YouTube, now a cultural phenomenon, streams 2 billion videos every day
On its five year anniversary, popular video streaming site YouTube announced it streams two billion videos every day.
"What started as a site for bedroom vloggers and viral videos has evolved into a global platform that supports HD and 3D, broadcasts entire sports seasons live to 200+ countries," it said in the official YouTube Blog on Sunday. "We bring feature films from Hollywood studios and independent filmmakers to far-flung audiences. Activists document social unrest seeking to transform societies, and leading civic and political figures stream interviews to the world."
On Friday, audience metrics company Nielsen posted its report of Top Online Video Sites in the U.S. for April 2010, and YouTube had 97.1 million unique viewers for the month, a 1.1% month-over-month growth.
YouTube's closest competitor in the Neilsen rankings, Yahoo! video, had 27.6 million unique viewers for the month, so the size of YouTube's audience is staggeringly higher than the rest of the market.

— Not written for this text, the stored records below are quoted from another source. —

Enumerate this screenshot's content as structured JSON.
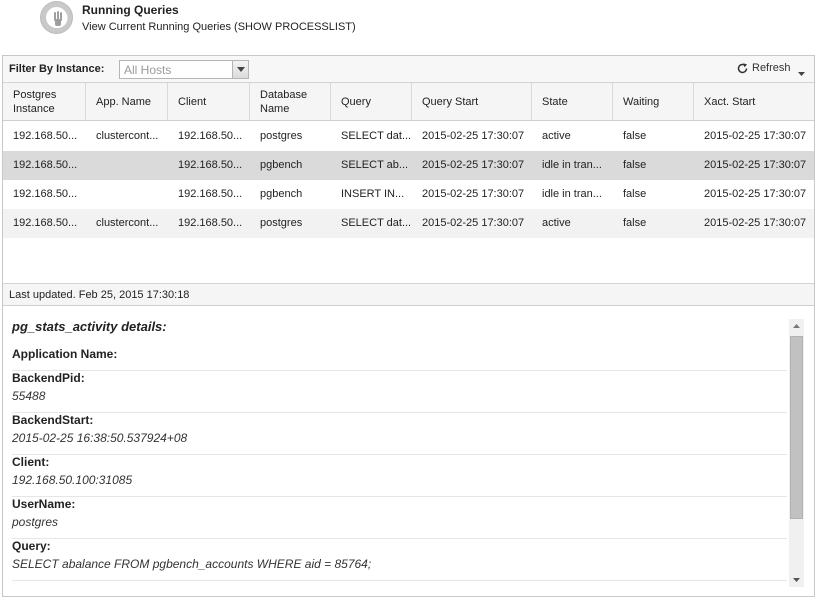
{
  "header": {
    "title": "Running Queries",
    "subtitle": "View Current Running Queries (SHOW PROCESSLIST)",
    "icon": "running-queries-icon"
  },
  "toolbar": {
    "filter_label": "Filter By Instance:",
    "filter_value": "All Hosts",
    "refresh_label": "Refresh"
  },
  "grid": {
    "columns": [
      "Postgres Instance",
      "App. Name",
      "Client",
      "Database Name",
      "Query",
      "Query Start",
      "State",
      "Waiting",
      "Xact. Start"
    ],
    "rows": [
      [
        "192.168.50...",
        "clustercont...",
        "192.168.50...",
        "postgres",
        "SELECT dat...",
        "2015-02-25 17:30:07",
        "active",
        "false",
        "2015-02-25 17:30:07"
      ],
      [
        "192.168.50...",
        "",
        "192.168.50...",
        "pgbench",
        "SELECT ab...",
        "2015-02-25 17:30:07",
        "idle in tran...",
        "false",
        "2015-02-25 17:30:07"
      ],
      [
        "192.168.50...",
        "",
        "192.168.50...",
        "pgbench",
        "INSERT IN...",
        "2015-02-25 17:30:07",
        "idle in tran...",
        "false",
        "2015-02-25 17:30:07"
      ],
      [
        "192.168.50...",
        "clustercont...",
        "192.168.50...",
        "postgres",
        "SELECT dat...",
        "2015-02-25 17:30:07",
        "active",
        "false",
        "2015-02-25 17:30:07"
      ]
    ],
    "selected_row": 1
  },
  "status": {
    "text": "Last updated. Feb 25, 2015 17:30:18"
  },
  "details": {
    "title": "pg_stats_activity details:",
    "fields": [
      {
        "label": "Application Name:",
        "value": ""
      },
      {
        "label": "BackendPid:",
        "value": "55488"
      },
      {
        "label": "BackendStart:",
        "value": "2015-02-25 16:38:50.537924+08"
      },
      {
        "label": "Client:",
        "value": "192.168.50.100:31085"
      },
      {
        "label": "UserName:",
        "value": "postgres"
      },
      {
        "label": "Query:",
        "value": "SELECT abalance FROM pgbench_accounts WHERE aid = 85764;"
      }
    ]
  },
  "colors": {
    "selected_row": "#dadada",
    "alt_row": "#f2f2f2",
    "header_bg": "#f5f5f5"
  }
}
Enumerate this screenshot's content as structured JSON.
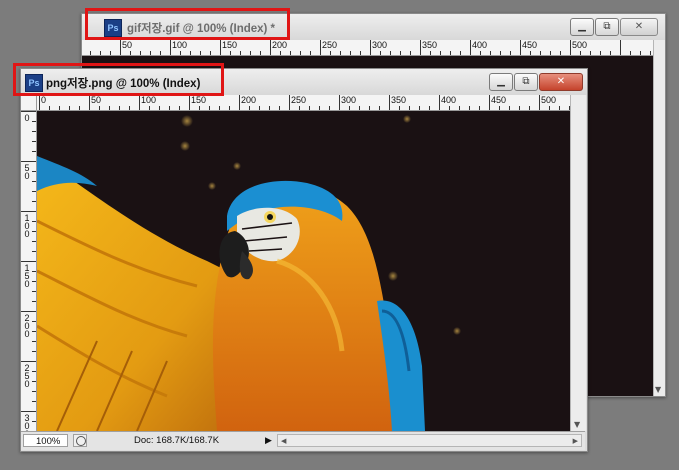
{
  "windows": {
    "back": {
      "title": "gif저장.gif @ 100% (Index) *",
      "icon_label": "Ps",
      "ruler_labels": [
        "50",
        "100",
        "150",
        "200",
        "250",
        "300",
        "350",
        "400",
        "450",
        "500"
      ],
      "controls": {
        "minimize": "▁",
        "restore": "⧉",
        "close": "✕"
      }
    },
    "front": {
      "title": "png저장.png @ 100% (Index)",
      "icon_label": "Ps",
      "ruler_labels": [
        "0",
        "50",
        "100",
        "150",
        "200",
        "250",
        "300",
        "350",
        "400",
        "450",
        "500"
      ],
      "vruler_labels": [
        "0",
        "50",
        "100",
        "150",
        "200",
        "250",
        "300"
      ],
      "controls": {
        "minimize": "▁",
        "restore": "⧉",
        "close": "✕"
      },
      "status": {
        "zoom": "100%",
        "doc_info": "Doc: 168.7K/168.7K",
        "arrow": "▶",
        "scroll_left": "◀",
        "scroll_right": "▶"
      }
    }
  },
  "colors": {
    "annotation_box": "#e01515",
    "canvas_bg": "#1a1113",
    "close_button": "#c5432c"
  }
}
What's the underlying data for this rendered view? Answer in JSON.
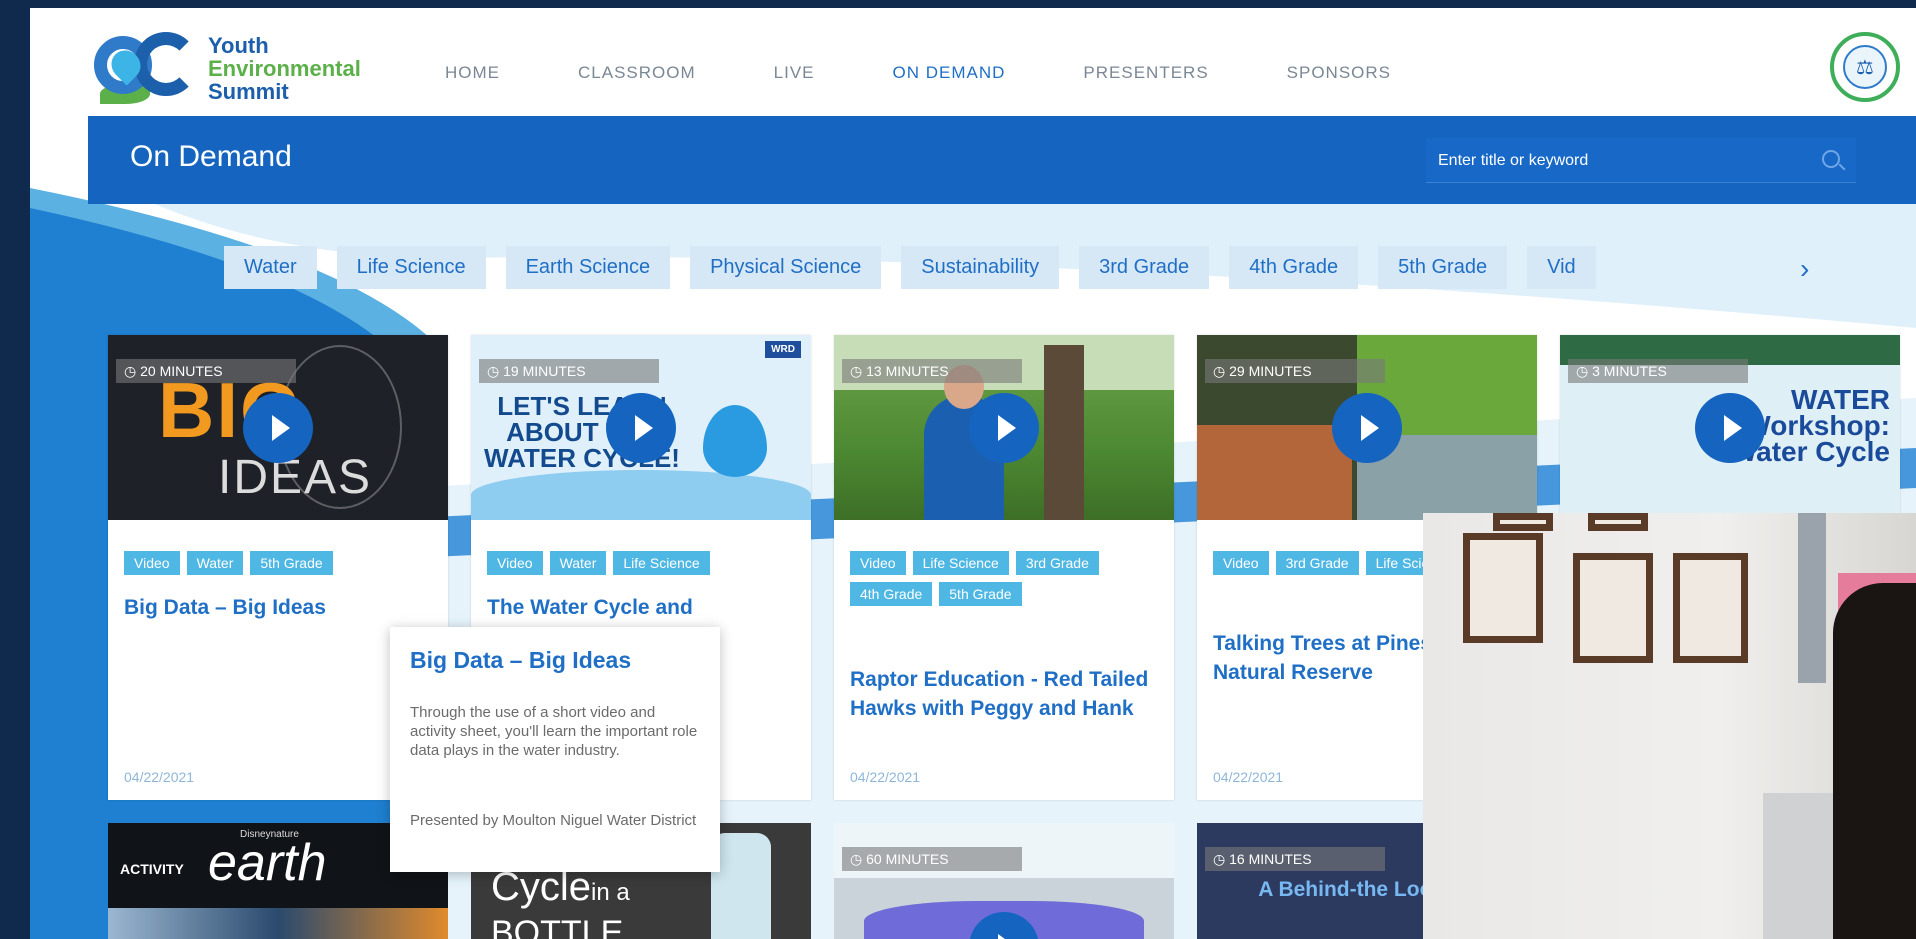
{
  "logo": {
    "line1": "Youth",
    "line2": "Environmental",
    "line3": "Summit"
  },
  "nav": [
    {
      "label": "HOME"
    },
    {
      "label": "CLASSROOM"
    },
    {
      "label": "LIVE"
    },
    {
      "label": "ON DEMAND"
    },
    {
      "label": "PRESENTERS"
    },
    {
      "label": "SPONSORS"
    }
  ],
  "page_title": "On Demand",
  "search": {
    "placeholder": "Enter title or keyword"
  },
  "filters": [
    "Water",
    "Life Science",
    "Earth Science",
    "Physical Science",
    "Sustainability",
    "3rd Grade",
    "4th Grade",
    "5th Grade",
    "Vid"
  ],
  "cards": [
    {
      "duration": "20 MINUTES",
      "tags": [
        "Video",
        "Water",
        "5th Grade"
      ],
      "title": "Big Data – Big Ideas",
      "date": "04/22/2021",
      "thumb": {
        "big": "BIG",
        "ideas": "IDEAS"
      }
    },
    {
      "duration": "19 MINUTES",
      "tags": [
        "Video",
        "Water",
        "Life Science"
      ],
      "title": "The Water Cycle and",
      "date": "",
      "thumb": {
        "text": "LET'S LEARN ABOUT THE WATER CYCLE!",
        "badge": "WRD"
      }
    },
    {
      "duration": "13 MINUTES",
      "tags": [
        "Video",
        "Life Science",
        "3rd Grade",
        "4th Grade",
        "5th Grade"
      ],
      "title": "Raptor Education - Red Tailed Hawks with Peggy and Hank",
      "date": "04/22/2021"
    },
    {
      "duration": "29 MINUTES",
      "tags": [
        "Video",
        "3rd Grade",
        "Life Science"
      ],
      "title": "Talking Trees at Pines State Natural Reserve",
      "date": "04/22/2021"
    },
    {
      "duration": "3 MINUTES",
      "tags": [],
      "title": "",
      "date": "",
      "thumb": {
        "text": "WATER Workshop: Water Cycle"
      }
    }
  ],
  "tooltip": {
    "title": "Big Data – Big Ideas",
    "description": "Through the use of a short video and activity sheet, you'll learn the important role data plays in the water industry.",
    "presented_by": "Presented by Moulton Niguel Water District"
  },
  "row2": [
    {
      "activity": "ACTIVITY",
      "brand": "Disneynature",
      "title": "earth"
    },
    {
      "title_main": "Cycle",
      "title_small": "in a",
      "title_tail": "BOTTLE"
    },
    {
      "duration": "60 MINUTES"
    },
    {
      "duration": "16 MINUTES",
      "text": "A Behind-the Look i"
    }
  ],
  "colors": {
    "primary": "#1565c0",
    "accent": "#1f6fc6",
    "tag": "#4fb7e3",
    "chip": "#d6e7f6"
  }
}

But YouTube isn't really competing with other video sharing sites, and it's not competing with television either, because viewing habits on YouTube are very different from traditional television viewing.
"The average user spends 15 minutes a day on YouTube, that's tiny compared to the five hours a day people spend watching TV," YouTube's blog post said.
Even though the site hasn't been a profit machine for Google, it has had a huge impact on the way we share information as a community.
Just last night, I experienced something that really cemented the importance of YouTube in our culture that I thought I'd share.
Indie Singer/Songrwiter David Bazan is currently touring the United States playing only limited-capacity shows in people's living rooms, and we booked his Baltimore show in one of our apartments. I had set up my video camera partially to test the audio capture of Bazan's busker-style setup (no vocal amplification and a tiny practice amp to monitor his guitar sound) and partially to record just for posterity.
After the show was over and I started to break down my camera, I was approached separately by a dozen people (nearly a quarter of the total audience) who each asked for my YouTube screen name. Some wanted to share the show with friends who couldn't make it, some wanted to use the video for their blogs, but they all asked for YouTube first.
When I was video taping shows twelve years ago, I would only be asked for copies on the rarest occasions. Now because of YouTube and tiny, high quality cameras, sharing video is part of the experience of an event.